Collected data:
# # # # #

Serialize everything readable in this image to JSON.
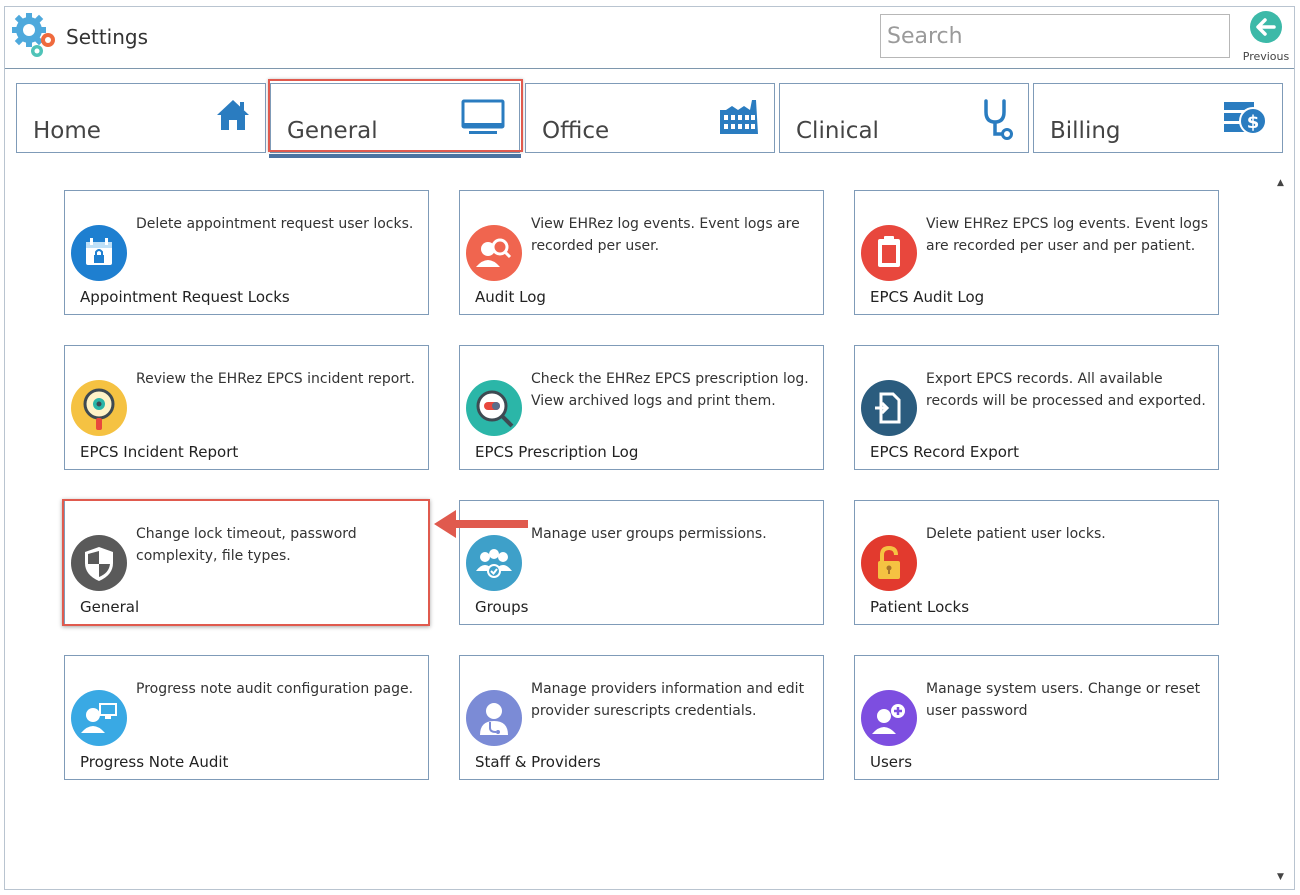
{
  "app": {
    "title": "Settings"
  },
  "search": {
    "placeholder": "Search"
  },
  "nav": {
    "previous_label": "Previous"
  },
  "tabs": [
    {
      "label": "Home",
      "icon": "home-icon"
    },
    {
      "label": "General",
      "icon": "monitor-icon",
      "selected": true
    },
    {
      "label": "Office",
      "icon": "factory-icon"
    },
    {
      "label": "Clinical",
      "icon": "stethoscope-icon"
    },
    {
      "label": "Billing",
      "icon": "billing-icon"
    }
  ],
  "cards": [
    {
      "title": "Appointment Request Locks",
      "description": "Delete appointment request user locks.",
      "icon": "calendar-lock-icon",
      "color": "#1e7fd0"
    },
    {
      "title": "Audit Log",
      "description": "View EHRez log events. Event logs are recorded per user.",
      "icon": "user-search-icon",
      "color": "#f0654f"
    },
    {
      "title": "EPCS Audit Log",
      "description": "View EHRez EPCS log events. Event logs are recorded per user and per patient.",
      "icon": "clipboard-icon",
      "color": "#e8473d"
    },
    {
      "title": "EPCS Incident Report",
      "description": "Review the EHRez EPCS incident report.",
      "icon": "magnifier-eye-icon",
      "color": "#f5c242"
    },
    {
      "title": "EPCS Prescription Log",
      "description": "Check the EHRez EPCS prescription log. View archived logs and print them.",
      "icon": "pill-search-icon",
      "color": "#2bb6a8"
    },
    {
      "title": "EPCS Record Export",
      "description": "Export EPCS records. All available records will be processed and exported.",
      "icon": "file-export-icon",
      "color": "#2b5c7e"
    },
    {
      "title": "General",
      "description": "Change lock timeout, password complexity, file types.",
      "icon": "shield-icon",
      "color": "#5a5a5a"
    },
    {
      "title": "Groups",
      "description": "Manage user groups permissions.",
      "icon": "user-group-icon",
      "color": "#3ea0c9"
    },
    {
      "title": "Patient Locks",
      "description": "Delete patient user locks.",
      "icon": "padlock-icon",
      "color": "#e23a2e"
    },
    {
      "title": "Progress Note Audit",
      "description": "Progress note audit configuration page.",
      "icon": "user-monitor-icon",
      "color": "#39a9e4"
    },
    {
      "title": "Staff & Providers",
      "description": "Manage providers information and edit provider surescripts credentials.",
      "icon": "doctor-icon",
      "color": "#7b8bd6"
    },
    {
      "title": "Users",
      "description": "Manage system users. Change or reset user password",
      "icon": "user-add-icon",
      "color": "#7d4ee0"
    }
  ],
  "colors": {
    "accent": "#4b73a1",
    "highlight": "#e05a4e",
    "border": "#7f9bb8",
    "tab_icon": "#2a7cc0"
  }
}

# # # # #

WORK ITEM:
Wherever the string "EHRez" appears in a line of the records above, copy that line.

SOLUTION FOR THIS TASK:
      "description": "View EHRez log events. Event logs are recorded per user.",
      "description": "View EHRez EPCS log events. Event logs are recorded per user and per patient.",
      "description": "Review the EHRez EPCS incident report.",
      "description": "Check the EHRez EPCS prescription log. View archived logs and print them.",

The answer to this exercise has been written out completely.